====== Supplied information ======

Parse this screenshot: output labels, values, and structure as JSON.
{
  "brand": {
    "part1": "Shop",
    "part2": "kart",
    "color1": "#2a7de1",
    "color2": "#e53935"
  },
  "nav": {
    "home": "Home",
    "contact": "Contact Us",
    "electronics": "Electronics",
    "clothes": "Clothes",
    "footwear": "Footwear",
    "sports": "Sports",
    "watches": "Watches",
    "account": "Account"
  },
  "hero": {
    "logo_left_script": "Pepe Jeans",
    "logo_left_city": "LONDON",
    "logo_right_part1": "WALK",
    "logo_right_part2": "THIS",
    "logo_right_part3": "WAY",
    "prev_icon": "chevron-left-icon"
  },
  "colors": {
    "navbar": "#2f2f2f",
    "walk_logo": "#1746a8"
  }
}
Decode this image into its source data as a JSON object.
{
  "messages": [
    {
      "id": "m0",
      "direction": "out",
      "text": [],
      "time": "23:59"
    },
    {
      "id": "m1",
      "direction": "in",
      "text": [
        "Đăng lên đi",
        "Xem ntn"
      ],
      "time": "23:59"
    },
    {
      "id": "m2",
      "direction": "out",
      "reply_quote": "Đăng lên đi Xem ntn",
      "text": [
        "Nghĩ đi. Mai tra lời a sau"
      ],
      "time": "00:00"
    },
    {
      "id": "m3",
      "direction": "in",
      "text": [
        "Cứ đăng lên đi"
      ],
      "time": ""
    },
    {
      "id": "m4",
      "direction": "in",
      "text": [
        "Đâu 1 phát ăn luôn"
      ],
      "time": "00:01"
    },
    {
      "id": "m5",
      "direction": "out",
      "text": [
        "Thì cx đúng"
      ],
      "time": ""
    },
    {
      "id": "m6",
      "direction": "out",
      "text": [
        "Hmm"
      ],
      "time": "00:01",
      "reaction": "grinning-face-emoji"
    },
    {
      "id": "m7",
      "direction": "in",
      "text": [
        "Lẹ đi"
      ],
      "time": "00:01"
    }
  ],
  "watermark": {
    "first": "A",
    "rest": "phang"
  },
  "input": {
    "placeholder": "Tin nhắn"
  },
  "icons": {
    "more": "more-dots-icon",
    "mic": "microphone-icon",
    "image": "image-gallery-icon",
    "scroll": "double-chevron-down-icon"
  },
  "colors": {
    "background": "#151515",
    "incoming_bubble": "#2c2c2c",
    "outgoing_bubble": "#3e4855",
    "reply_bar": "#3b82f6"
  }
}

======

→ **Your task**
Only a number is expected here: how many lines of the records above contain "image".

→ **Answer to this problem**
2